fun, except that all the peountil decades later, soon after The
ple around me were at least
Greatest Day Hiker Of Them All
as old as my parents and in
and I began going into the woods
many cases much older.
to hike every weekend, becoming
I do not remember my presome on-steroids version of my
cise age, but it was less than 10.
by Kurt Rheinheimer
parents. As well as, of course, old.
What I do recall precisely is that
Gail was determined, during
every so often, one of those old
our first and a few ensuing springs,
people would put one of his or her
hands up to his or her mouth and then, on the side of a to learn all the wildflowers we saw. This was that first
loose fist, place the lips upon the roundish spot formed spring, along the connector trail between the War Spur
when you tighten your thumb and forefinger against Loop Trail parking lot and the Appalachian Trail near
Mountain Lake, Virginia, and Gail pointed out these
each other and, I figured out, suck with pursed lips.
Pretty odd behavior, I thought, making a squeaky lit- tiny blue flowers, and out of my mouth came, without
tle lips-on-flesh sucking noise when you were supposed fore-knowledge that it would, "those are bluets."
You love to impress your girl, even when it's identifyto be a grown-up. I could make lots of different noises
with my mouth and hands, or even just my mouth, but ing a wildflower. And while I have never summoned a
they all ran the risk of being told to stop that and act bird with my hands and mouth, nor any other way, we
have had memorable bird views too on those years of
What they were doing, of course, was bird-calling, hikes, perhaps most notably a male scarlet tanager that
though if you Google such these days, what you find is put on a flit-and-fly show for us one lunch on the westthe technique of putting your thumbs parallel to each ern side of Mount Pleasant, east of Buena Vista, Virginia.
This issue, the second of our year-long 30th Anniverother, putting a blade of grass between them and blowing hard, with the grass blade stretched taut between sary Celebration, presents some of the very best of the
experience of both wildflowers and birds, appreciation
Heck, I learned that trick too, also around age 10, but for which seems, yes, to deepen with age. Leonard Adthe good strong screech I produced would scare away kins' picks for his favorite Appalachian Trail wildflowers

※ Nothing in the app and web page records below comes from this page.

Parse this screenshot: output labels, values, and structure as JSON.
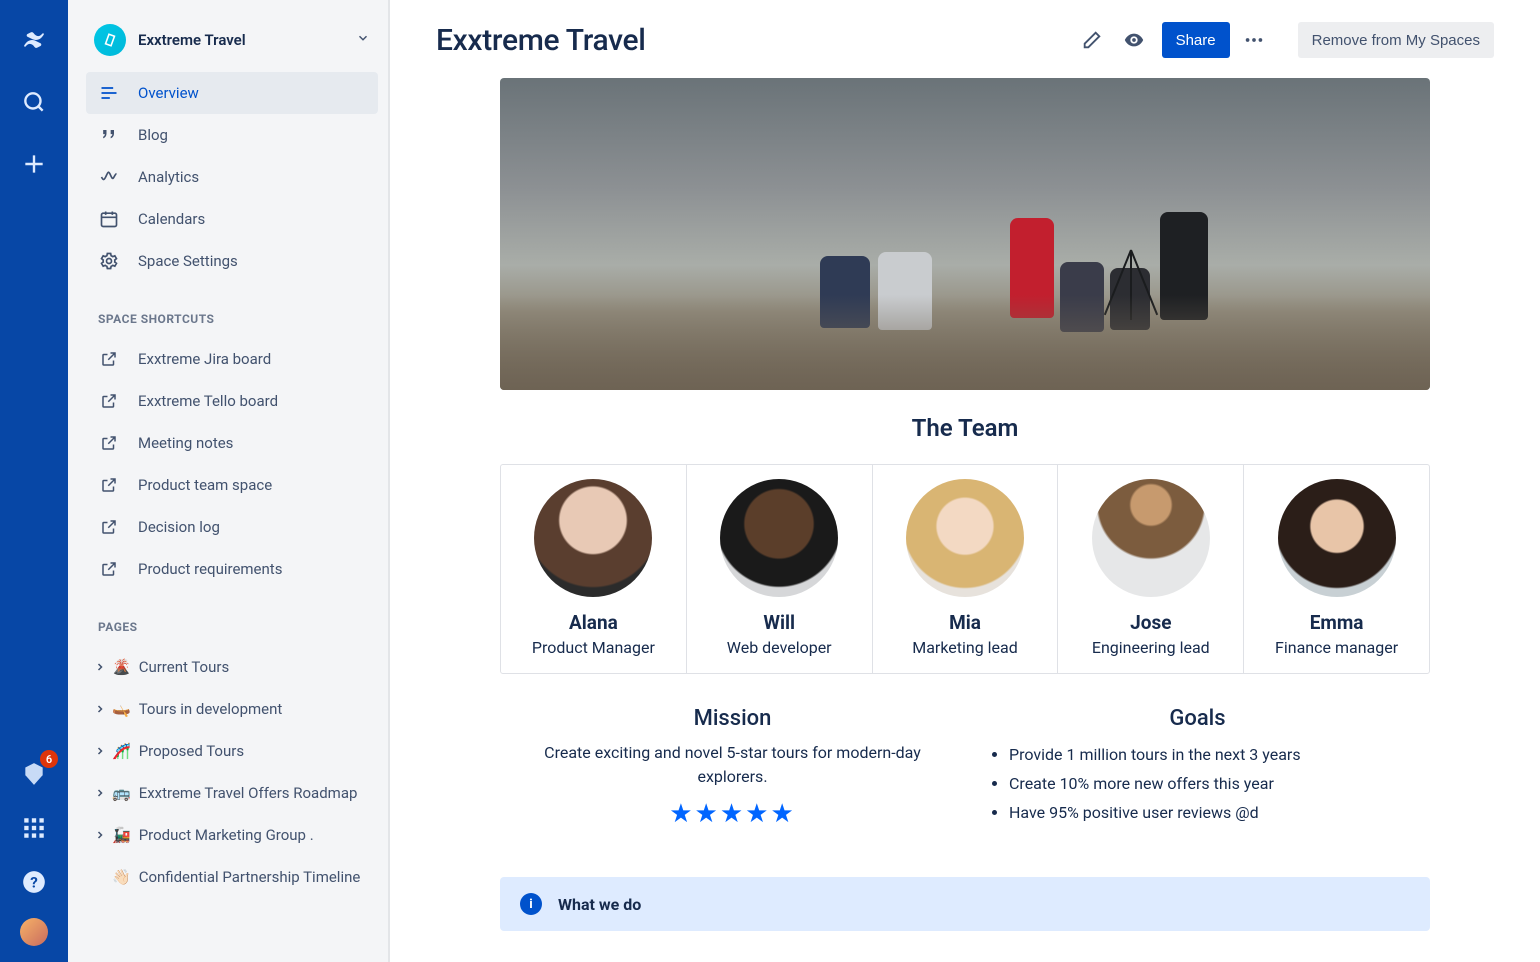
{
  "global_nav": {
    "notification_count": "6"
  },
  "sidebar": {
    "space_name": "Exxtreme Travel",
    "nav": [
      {
        "label": "Overview"
      },
      {
        "label": "Blog"
      },
      {
        "label": "Analytics"
      },
      {
        "label": "Calendars"
      },
      {
        "label": "Space Settings"
      }
    ],
    "shortcuts_heading": "SPACE SHORTCUTS",
    "shortcuts": [
      {
        "label": "Exxtreme Jira board"
      },
      {
        "label": "Exxtreme Tello board"
      },
      {
        "label": "Meeting notes"
      },
      {
        "label": "Product team space"
      },
      {
        "label": "Decision log"
      },
      {
        "label": "Product requirements"
      }
    ],
    "pages_heading": "PAGES",
    "pages": [
      {
        "emoji": "🌋",
        "label": "Current Tours"
      },
      {
        "emoji": "🛶",
        "label": "Tours in development"
      },
      {
        "emoji": "🎢",
        "label": "Proposed Tours"
      },
      {
        "emoji": "🚌",
        "label": "Exxtreme Travel Offers Roadmap"
      },
      {
        "emoji": "🚂",
        "label": "Product Marketing Group ."
      },
      {
        "emoji": "👋🏻",
        "label": "Confidential Partnership Timeline"
      }
    ]
  },
  "header": {
    "title": "Exxtreme Travel",
    "share": "Share",
    "remove": "Remove from My Spaces"
  },
  "content": {
    "team_heading": "The Team",
    "team": [
      {
        "name": "Alana",
        "role": "Product Manager"
      },
      {
        "name": "Will",
        "role": "Web developer"
      },
      {
        "name": "Mia",
        "role": "Marketing lead"
      },
      {
        "name": "Jose",
        "role": "Engineering lead"
      },
      {
        "name": "Emma",
        "role": "Finance manager"
      }
    ],
    "mission_heading": "Mission",
    "mission_text": "Create exciting and novel 5-star tours for modern-day explorers.",
    "goals_heading": "Goals",
    "goals": [
      "Provide 1 million tours in the next 3 years",
      "Create 10% more new offers this year",
      "Have 95% positive user reviews @d"
    ],
    "panel_title": "What we do"
  }
}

begins on page 34. And Angela Minor's guide to great
birds for miles, or so I thought.
The other thing I remember from the woods at some- birding in great state parks starts on page 40.
where around that age was my mother making me pause